Reproduce the entries below in full, word for word.

═══ Data supplied

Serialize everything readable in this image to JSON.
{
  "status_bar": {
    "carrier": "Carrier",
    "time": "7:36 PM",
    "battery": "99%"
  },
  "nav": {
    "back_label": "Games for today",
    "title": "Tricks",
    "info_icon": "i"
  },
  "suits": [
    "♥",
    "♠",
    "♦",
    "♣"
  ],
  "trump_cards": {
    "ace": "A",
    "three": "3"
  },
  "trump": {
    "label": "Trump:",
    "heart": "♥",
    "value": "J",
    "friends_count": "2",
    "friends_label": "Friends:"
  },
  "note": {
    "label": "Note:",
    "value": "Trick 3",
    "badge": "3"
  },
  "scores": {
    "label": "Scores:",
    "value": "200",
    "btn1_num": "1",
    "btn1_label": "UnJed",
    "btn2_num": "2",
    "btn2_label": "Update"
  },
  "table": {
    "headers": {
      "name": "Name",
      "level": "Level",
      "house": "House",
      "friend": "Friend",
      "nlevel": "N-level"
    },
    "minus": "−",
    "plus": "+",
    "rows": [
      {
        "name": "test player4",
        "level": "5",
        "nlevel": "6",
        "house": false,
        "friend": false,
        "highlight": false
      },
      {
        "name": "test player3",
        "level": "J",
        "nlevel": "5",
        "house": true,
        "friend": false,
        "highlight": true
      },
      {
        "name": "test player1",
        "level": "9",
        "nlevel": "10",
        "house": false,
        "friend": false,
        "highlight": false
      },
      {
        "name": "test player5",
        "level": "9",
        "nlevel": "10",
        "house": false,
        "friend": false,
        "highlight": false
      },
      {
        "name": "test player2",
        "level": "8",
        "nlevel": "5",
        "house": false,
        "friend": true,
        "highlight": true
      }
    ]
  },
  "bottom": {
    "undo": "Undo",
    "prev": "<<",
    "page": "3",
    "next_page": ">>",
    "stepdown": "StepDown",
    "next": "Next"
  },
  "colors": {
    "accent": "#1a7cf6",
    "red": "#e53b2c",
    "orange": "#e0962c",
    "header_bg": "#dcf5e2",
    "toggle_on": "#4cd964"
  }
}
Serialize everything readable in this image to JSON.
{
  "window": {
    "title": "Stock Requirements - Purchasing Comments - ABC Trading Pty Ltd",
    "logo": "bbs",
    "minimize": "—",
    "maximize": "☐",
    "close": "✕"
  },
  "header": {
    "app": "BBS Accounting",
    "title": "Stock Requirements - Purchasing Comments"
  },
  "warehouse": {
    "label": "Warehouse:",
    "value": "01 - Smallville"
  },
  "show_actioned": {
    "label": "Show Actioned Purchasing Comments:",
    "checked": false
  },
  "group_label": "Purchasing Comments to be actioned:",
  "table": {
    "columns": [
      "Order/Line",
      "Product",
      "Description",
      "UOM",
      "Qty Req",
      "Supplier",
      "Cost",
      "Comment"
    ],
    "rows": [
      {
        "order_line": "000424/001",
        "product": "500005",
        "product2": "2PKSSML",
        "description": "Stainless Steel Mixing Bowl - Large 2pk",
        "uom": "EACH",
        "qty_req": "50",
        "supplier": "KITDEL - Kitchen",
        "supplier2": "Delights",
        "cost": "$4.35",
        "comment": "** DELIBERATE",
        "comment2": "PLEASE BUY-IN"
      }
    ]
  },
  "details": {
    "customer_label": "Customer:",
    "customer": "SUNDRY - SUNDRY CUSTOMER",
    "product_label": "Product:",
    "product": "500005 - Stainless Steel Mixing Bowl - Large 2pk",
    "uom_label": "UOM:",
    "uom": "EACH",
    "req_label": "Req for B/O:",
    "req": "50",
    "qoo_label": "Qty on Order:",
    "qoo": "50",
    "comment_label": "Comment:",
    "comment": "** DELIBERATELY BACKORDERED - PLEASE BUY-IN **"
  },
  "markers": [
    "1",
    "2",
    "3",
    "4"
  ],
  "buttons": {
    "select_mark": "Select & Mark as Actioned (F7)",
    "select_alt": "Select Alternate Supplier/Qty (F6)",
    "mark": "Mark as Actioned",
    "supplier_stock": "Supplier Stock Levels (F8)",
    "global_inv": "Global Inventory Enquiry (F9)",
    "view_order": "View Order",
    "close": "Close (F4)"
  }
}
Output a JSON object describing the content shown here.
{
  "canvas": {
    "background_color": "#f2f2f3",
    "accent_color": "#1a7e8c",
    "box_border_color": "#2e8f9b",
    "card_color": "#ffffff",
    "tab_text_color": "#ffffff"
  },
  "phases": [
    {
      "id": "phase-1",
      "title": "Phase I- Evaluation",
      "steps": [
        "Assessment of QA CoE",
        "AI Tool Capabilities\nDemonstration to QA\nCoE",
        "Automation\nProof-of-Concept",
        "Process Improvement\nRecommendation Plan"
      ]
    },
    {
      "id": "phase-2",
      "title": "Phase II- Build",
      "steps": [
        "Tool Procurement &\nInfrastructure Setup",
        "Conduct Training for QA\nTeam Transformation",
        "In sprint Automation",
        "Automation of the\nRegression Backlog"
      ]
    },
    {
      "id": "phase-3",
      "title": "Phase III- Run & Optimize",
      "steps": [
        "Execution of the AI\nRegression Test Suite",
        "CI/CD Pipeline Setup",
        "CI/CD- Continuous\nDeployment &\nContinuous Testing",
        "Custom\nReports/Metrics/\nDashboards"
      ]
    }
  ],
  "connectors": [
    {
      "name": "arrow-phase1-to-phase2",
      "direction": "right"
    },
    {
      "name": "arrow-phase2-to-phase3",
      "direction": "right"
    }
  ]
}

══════

> **Task solution**
Serialize everything readable in this image to JSON.
{
  "status_bar": {
    "carrier": "Carrier",
    "time": "7:36 PM",
    "battery": "99%"
  },
  "nav": {
    "back_label": "Games for today",
    "title": "Tricks",
    "info_icon": "i"
  },
  "suits": [
    "♥",
    "♠",
    "♦",
    "♣"
  ],
  "trump_cards": {
    "ace": "A",
    "three": "3"
  },
  "trump": {
    "label": "Trump:",
    "heart": "♥",
    "value": "J",
    "friends_count": "2",
    "friends_label": "Friends:"
  },
  "note": {
    "label": "Note:",
    "value": "Trick 3",
    "badge": "3"
  },
  "scores": {
    "label": "Scores:",
    "value": "200",
    "btn1_num": "1",
    "btn1_label": "UnJed",
    "btn2_num": "2",
    "btn2_label": "Update"
  },
  "table": {
    "headers": {
      "name": "Name",
      "level": "Level",
      "house": "House",
      "friend": "Friend",
      "nlevel": "N-level"
    },
    "minus": "−",
    "plus": "+",
    "rows": [
      {
        "name": "test player4",
        "level": "5",
        "nlevel": "6",
        "house": false,
        "friend": false,
        "highlight": false
      },
      {
        "name": "test player3",
        "level": "J",
        "nlevel": "5",
        "house": true,
        "friend": false,
        "highlight": true
      },
      {
        "name": "test player1",
        "level": "9",
        "nlevel": "10",
        "house": false,
        "friend": false,
        "highlight": false
      },
      {
        "name": "test player5",
        "level": "9",
        "nlevel": "10",
        "house": false,
        "friend": false,
        "highlight": false
      },
      {
        "name": "test player2",
        "level": "8",
        "nlevel": "5",
        "house": false,
        "friend": true,
        "highlight": true
      }
    ]
  },
  "bottom": {
    "undo": "Undo",
    "prev": "<<",
    "page": "3",
    "next_page": ">>",
    "stepdown": "StepDown",
    "next": "Next"
  },
  "colors": {
    "accent": "#1a7cf6",
    "red": "#e53b2c",
    "orange": "#e0962c",
    "header_bg": "#dcf5e2",
    "toggle_on": "#4cd964"
  }
}
Serialize everything readable in this image to JSON.
{
  "window": {
    "title": "Stock Requirements - Purchasing Comments - ABC Trading Pty Ltd",
    "logo": "bbs",
    "minimize": "—",
    "maximize": "☐",
    "close": "✕"
  },
  "header": {
    "app": "BBS Accounting",
    "title": "Stock Requirements - Purchasing Comments"
  },
  "warehouse": {
    "label": "Warehouse:",
    "value": "01 - Smallville"
  },
  "show_actioned": {
    "label": "Show Actioned Purchasing Comments:",
    "checked": false
  },
  "group_label": "Purchasing Comments to be actioned:",
  "table": {
    "columns": [
      "Order/Line",
      "Product",
      "Description",
      "UOM",
      "Qty Req",
      "Supplier",
      "Cost",
      "Comment"
    ],
    "rows": [
      {
        "order_line": "000424/001",
        "product": "500005",
        "product2": "2PKSSML",
        "description": "Stainless Steel Mixing Bowl - Large 2pk",
        "uom": "EACH",
        "qty_req": "50",
        "supplier": "KITDEL - Kitchen",
        "supplier2": "Delights",
        "cost": "$4.35",
        "comment": "** DELIBERATE",
        "comment2": "PLEASE BUY-IN"
      }
    ]
  },
  "details": {
    "customer_label": "Customer:",
    "customer": "SUNDRY - SUNDRY CUSTOMER",
    "product_label": "Product:",
    "product": "500005 - Stainless Steel Mixing Bowl - Large 2pk",
    "uom_label": "UOM:",
    "uom": "EACH",
    "req_label": "Req for B/O:",
    "req": "50",
    "qoo_label": "Qty on Order:",
    "qoo": "50",
    "comment_label": "Comment:",
    "comment": "** DELIBERATELY BACKORDERED - PLEASE BUY-IN **"
  },
  "markers": [
    "1",
    "2",
    "3",
    "4"
  ],
  "buttons": {
    "select_mark": "Select & Mark as Actioned (F7)",
    "select_alt": "Select Alternate Supplier/Qty (F6)",
    "mark": "Mark as Actioned",
    "supplier_stock": "Supplier Stock Levels (F8)",
    "global_inv": "Global Inventory Enquiry (F9)",
    "view_order": "View Order",
    "close": "Close (F4)"
  }
}
Output a JSON object describing the content shown here.
{
  "canvas": {
    "background_color": "#f2f2f3",
    "accent_color": "#1a7e8c",
    "box_border_color": "#2e8f9b",
    "card_color": "#ffffff",
    "tab_text_color": "#ffffff"
  },
  "phases": [
    {
      "id": "phase-1",
      "title": "Phase I- Evaluation",
      "steps": [
        "Assessment of QA CoE",
        "AI Tool Capabilities\nDemonstration to QA\nCoE",
        "Automation\nProof-of-Concept",
        "Process Improvement\nRecommendation Plan"
      ]
    },
    {
      "id": "phase-2",
      "title": "Phase II- Build",
      "steps": [
        "Tool Procurement &\nInfrastructure Setup",
        "Conduct Training for QA\nTeam Transformation",
        "In sprint Automation",
        "Automation of the\nRegression Backlog"
      ]
    },
    {
      "id": "phase-3",
      "title": "Phase III- Run & Optimize",
      "steps": [
        "Execution of the AI\nRegression Test Suite",
        "CI/CD Pipeline Setup",
        "CI/CD- Continuous\nDeployment &\nContinuous Testing",
        "Custom\nReports/Metrics/\nDashboards"
      ]
    }
  ],
  "connectors": [
    {
      "name": "arrow-phase1-to-phase2",
      "direction": "right"
    },
    {
      "name": "arrow-phase2-to-phase3",
      "direction": "right"
    }
  ]
}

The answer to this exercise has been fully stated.